*RECORDS SHOWN*
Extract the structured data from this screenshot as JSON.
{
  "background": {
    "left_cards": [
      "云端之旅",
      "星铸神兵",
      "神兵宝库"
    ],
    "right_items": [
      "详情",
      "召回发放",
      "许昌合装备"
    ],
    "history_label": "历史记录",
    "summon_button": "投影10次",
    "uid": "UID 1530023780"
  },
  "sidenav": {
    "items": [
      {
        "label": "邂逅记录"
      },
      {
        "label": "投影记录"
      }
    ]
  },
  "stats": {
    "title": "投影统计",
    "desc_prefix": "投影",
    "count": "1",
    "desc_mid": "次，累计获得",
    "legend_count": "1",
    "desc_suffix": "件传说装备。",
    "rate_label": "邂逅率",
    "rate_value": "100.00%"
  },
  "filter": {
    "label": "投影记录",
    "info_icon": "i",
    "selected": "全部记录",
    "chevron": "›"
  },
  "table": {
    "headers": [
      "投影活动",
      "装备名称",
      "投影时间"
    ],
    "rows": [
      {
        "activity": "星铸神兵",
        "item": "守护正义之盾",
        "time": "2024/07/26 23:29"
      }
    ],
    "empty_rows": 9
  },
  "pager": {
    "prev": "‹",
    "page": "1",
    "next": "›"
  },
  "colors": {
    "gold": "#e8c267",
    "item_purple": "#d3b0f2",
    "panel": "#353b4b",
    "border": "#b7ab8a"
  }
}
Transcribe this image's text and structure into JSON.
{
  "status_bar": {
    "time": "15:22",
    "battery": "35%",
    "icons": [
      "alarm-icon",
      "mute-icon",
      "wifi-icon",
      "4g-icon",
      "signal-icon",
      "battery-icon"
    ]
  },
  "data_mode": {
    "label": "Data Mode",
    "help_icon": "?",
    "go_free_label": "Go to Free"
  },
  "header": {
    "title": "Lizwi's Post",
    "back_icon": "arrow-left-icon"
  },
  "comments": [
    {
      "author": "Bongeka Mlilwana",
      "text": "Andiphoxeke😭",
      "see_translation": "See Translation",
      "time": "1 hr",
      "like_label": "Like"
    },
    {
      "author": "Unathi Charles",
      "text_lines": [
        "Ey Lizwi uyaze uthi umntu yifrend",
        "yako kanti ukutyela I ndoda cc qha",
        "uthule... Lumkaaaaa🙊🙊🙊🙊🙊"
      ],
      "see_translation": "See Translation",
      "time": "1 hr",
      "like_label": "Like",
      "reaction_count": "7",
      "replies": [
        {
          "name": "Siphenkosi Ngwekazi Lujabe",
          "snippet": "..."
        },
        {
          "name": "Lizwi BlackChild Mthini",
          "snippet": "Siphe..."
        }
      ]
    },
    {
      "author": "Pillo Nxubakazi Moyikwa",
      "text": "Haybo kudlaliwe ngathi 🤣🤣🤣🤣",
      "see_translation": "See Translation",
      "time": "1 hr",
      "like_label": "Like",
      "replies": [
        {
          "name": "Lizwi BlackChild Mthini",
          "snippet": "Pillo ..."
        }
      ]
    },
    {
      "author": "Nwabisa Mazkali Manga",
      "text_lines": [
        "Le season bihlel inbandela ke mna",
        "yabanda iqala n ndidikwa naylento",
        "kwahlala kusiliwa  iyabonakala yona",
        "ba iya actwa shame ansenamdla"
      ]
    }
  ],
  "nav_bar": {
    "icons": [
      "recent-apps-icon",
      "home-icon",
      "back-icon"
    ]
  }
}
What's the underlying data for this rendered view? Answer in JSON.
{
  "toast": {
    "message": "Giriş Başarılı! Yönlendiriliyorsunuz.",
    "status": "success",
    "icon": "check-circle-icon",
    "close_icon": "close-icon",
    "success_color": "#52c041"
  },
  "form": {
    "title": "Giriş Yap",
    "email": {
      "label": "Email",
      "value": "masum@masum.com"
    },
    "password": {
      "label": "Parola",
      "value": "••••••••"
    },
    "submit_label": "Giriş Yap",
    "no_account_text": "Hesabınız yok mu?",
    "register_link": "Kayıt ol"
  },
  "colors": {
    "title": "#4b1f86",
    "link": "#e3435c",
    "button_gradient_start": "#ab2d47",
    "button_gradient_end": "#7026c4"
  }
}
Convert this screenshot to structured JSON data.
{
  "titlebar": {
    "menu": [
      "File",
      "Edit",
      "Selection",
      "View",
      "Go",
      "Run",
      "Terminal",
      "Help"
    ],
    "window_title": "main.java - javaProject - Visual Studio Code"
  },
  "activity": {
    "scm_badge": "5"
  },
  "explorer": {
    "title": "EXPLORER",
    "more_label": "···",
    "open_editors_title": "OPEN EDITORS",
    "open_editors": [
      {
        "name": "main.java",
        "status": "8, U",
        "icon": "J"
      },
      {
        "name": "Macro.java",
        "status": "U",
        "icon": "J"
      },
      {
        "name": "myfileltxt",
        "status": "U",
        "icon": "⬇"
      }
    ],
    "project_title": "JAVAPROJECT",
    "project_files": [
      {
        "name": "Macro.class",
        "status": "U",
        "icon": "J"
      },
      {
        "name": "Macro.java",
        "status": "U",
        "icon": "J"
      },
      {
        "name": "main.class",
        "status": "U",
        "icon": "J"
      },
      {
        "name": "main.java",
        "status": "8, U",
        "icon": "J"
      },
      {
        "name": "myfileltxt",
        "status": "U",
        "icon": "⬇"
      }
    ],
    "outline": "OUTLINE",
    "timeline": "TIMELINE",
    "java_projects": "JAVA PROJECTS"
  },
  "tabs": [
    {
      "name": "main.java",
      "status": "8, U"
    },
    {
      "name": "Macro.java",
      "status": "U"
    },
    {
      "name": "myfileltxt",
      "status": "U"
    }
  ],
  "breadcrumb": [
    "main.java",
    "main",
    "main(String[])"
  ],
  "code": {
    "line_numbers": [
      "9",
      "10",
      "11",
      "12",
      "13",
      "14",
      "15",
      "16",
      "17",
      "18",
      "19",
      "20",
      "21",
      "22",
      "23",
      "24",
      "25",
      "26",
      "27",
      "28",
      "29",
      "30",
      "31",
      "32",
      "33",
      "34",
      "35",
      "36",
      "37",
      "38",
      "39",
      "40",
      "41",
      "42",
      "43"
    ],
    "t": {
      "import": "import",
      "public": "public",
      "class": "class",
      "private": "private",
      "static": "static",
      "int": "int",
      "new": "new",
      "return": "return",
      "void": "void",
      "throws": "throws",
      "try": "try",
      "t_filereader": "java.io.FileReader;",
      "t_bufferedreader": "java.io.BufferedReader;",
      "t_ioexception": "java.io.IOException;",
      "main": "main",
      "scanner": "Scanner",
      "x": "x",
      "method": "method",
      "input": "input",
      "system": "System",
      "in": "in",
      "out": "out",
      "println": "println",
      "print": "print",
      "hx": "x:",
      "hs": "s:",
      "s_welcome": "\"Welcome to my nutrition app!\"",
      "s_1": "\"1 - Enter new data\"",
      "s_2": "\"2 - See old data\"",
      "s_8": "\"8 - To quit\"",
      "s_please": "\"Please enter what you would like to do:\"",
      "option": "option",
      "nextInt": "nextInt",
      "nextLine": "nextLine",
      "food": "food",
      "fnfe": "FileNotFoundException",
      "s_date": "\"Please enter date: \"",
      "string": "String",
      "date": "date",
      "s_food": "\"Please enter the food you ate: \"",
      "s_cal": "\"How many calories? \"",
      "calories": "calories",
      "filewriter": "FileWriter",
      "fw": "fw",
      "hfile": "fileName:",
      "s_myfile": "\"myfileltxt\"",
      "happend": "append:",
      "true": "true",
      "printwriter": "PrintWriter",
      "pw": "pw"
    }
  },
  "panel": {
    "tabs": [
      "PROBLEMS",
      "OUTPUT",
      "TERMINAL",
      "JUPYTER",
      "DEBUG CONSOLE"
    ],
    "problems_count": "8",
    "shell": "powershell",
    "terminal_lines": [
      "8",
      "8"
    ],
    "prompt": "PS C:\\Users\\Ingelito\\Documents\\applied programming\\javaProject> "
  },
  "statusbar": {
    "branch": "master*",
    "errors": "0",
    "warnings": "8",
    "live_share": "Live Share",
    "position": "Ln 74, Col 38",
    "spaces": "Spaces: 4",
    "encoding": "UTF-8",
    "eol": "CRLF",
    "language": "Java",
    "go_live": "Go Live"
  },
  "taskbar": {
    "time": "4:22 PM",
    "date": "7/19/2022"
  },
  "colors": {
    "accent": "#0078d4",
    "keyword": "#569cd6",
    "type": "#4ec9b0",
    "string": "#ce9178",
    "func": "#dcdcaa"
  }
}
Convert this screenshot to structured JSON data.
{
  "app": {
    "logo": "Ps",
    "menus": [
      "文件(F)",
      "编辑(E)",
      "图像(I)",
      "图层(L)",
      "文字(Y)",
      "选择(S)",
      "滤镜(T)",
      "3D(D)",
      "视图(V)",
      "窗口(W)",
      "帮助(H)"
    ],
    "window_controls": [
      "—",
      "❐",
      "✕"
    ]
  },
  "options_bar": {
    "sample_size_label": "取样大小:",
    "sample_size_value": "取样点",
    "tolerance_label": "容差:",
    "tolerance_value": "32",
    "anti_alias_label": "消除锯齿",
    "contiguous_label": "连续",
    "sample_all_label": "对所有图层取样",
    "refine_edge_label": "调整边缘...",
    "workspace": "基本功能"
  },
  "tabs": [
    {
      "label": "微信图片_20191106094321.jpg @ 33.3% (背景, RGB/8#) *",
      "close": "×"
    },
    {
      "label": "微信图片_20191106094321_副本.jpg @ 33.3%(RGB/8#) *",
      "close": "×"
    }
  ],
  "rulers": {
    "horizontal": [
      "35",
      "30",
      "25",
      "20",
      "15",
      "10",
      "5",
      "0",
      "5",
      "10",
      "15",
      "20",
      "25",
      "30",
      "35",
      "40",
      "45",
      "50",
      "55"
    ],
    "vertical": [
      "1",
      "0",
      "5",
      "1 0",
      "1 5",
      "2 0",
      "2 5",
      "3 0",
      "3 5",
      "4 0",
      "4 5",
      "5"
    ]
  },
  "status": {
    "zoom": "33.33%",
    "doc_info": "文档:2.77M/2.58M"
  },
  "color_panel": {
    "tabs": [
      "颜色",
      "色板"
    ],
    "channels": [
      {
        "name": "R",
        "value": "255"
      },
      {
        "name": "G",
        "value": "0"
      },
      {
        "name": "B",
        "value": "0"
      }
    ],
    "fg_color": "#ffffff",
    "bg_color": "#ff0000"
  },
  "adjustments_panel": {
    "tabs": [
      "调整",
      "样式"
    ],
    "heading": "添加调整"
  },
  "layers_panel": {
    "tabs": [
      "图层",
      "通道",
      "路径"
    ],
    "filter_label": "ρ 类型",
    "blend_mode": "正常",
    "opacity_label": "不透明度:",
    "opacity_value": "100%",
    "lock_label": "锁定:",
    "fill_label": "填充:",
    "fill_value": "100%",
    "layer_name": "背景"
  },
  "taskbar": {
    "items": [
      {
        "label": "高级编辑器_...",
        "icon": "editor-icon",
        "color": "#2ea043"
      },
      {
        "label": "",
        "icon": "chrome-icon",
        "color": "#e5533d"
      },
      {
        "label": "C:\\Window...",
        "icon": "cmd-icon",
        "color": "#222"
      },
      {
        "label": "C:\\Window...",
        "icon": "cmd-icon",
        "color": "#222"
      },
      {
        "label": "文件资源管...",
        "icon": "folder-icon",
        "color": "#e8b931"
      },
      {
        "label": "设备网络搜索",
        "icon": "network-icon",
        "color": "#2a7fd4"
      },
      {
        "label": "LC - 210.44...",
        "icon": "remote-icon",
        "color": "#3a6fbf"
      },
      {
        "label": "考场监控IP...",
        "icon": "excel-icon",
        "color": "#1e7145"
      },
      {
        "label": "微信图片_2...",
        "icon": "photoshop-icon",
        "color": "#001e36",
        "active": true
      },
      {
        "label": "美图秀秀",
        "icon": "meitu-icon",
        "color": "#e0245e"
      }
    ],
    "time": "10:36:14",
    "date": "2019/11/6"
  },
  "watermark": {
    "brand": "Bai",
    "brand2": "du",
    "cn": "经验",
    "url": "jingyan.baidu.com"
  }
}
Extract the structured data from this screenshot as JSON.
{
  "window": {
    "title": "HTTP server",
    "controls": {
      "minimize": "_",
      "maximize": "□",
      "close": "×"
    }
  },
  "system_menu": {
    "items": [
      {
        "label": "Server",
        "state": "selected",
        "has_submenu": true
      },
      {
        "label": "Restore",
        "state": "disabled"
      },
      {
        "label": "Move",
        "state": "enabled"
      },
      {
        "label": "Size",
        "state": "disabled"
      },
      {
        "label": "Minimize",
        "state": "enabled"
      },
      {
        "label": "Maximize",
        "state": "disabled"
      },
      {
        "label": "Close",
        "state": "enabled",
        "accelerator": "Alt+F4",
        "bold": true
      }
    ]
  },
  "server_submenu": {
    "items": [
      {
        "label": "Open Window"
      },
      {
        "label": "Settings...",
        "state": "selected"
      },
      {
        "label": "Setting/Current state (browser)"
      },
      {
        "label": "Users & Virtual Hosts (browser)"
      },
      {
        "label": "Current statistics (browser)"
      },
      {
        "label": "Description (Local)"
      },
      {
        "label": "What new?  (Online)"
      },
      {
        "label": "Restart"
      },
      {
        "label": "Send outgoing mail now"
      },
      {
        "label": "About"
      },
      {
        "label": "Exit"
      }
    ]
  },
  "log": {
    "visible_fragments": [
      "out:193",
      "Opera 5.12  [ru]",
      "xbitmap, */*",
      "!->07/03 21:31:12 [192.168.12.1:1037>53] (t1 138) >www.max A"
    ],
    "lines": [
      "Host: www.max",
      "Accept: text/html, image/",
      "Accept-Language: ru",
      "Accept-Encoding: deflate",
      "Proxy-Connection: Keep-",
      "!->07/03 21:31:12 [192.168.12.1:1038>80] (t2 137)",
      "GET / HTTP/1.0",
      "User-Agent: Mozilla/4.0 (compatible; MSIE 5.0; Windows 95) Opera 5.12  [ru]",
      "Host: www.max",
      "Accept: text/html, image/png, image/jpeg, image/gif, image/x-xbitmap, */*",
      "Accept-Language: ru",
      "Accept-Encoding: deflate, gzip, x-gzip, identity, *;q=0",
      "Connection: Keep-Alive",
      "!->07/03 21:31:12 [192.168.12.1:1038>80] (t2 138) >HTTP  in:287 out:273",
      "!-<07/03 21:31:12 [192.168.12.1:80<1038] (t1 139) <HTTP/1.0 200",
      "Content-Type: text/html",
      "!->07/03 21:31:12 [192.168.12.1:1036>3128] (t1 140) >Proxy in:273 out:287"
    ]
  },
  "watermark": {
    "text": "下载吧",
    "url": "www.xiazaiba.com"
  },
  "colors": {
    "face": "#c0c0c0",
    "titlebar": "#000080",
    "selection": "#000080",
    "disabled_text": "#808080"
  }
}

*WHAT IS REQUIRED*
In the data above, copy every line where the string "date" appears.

*REPLY*
      "s_date": "\"Please enter date: \"",
      "date": "date",
    "date": "7/19/2022"
    "date": "2019/11/6"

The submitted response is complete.